> **GOAL OF THE EXERCISE**:
Scan the lines below for the word "xlsm". Copy each line you find it in.

> **Interface dataset entries**:
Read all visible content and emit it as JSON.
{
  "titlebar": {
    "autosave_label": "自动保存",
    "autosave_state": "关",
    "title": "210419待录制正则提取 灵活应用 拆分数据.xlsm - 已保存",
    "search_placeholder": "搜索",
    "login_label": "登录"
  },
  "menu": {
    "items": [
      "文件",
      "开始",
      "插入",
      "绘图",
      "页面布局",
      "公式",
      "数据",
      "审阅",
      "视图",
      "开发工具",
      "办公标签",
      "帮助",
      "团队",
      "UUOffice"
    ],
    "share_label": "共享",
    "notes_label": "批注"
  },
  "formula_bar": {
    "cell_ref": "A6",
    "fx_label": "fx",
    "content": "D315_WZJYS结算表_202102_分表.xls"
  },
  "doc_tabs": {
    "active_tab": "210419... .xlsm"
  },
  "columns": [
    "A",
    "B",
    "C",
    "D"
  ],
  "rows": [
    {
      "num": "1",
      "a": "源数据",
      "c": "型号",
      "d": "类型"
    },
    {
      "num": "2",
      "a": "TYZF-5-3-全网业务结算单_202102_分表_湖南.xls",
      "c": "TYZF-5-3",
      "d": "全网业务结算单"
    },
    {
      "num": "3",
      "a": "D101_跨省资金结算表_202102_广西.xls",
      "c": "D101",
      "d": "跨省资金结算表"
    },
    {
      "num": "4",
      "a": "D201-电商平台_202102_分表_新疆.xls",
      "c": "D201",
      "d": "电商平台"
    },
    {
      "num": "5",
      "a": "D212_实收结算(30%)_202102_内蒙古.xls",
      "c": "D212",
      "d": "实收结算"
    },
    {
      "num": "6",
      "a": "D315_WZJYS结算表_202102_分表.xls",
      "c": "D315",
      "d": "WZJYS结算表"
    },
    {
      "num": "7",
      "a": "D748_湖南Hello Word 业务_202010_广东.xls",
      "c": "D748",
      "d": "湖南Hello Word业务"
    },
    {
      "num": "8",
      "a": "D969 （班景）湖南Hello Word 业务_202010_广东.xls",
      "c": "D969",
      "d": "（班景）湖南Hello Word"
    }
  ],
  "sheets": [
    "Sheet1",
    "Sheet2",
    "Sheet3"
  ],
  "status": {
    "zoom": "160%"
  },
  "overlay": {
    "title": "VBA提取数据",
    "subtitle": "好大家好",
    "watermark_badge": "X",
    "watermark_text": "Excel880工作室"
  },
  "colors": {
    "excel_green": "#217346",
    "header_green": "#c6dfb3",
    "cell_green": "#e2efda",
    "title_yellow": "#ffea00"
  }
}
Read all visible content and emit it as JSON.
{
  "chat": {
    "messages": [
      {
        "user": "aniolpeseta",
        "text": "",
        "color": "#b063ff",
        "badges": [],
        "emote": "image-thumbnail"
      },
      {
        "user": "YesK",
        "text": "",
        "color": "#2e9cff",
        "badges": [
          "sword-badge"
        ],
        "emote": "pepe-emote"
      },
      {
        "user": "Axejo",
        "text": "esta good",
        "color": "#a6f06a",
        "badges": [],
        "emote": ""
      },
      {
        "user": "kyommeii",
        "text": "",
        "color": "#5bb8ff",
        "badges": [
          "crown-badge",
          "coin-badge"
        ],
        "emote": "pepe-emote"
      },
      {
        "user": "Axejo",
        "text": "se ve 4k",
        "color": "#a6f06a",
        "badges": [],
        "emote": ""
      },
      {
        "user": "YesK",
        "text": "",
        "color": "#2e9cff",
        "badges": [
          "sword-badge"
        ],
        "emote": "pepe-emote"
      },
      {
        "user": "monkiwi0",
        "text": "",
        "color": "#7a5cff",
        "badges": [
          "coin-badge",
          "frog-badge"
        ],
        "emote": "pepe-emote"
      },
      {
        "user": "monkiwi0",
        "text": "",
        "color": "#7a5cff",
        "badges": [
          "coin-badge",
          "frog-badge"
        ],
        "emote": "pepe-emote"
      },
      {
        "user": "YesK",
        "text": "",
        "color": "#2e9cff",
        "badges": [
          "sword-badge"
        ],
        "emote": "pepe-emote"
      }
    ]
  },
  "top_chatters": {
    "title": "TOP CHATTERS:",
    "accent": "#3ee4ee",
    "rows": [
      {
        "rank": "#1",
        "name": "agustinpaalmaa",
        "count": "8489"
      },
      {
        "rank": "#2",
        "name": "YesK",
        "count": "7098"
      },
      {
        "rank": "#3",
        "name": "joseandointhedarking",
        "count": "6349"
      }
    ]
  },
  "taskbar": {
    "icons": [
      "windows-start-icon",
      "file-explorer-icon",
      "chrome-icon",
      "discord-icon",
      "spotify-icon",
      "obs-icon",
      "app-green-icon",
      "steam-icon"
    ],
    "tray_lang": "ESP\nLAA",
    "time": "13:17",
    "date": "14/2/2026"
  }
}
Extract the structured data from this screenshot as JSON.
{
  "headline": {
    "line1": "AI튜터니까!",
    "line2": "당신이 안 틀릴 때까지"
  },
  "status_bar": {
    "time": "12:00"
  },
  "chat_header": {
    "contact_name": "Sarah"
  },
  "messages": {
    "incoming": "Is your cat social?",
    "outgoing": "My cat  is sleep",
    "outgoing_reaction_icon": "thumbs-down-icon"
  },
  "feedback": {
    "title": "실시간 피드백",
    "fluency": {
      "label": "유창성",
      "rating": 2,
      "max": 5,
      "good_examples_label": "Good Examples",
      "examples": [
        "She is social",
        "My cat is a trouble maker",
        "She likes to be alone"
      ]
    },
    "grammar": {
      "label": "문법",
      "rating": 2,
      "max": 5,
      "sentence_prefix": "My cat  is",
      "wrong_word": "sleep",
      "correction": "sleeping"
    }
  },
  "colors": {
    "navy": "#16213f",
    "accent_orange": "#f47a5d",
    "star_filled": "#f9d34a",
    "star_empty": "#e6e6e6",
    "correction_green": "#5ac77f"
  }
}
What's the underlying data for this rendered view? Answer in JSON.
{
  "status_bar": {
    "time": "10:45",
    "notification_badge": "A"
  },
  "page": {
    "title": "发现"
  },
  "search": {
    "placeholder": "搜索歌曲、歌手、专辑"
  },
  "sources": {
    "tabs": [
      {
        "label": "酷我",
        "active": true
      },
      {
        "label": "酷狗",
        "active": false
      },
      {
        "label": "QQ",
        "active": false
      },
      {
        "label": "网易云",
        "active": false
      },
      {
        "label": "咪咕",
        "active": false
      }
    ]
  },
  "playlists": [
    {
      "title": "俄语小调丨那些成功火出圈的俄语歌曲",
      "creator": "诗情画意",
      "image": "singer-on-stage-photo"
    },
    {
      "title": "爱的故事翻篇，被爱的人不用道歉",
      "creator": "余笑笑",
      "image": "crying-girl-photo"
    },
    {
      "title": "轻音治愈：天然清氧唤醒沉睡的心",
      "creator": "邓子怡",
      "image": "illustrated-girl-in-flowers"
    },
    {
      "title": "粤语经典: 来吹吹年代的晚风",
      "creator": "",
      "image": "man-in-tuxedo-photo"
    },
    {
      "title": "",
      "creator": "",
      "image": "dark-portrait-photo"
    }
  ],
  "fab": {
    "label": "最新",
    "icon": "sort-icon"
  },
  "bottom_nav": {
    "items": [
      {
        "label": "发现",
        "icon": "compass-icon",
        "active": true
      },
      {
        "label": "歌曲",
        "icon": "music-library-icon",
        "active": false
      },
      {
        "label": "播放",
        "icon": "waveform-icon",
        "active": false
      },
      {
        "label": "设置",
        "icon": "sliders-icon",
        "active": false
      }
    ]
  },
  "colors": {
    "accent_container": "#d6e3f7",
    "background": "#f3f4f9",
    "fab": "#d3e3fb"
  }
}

> **TASK ANSWER**:
    "title": "210419待录制正则提取 灵活应用 拆分数据.xlsm - 已保存",
    "active_tab": "210419... .xlsm"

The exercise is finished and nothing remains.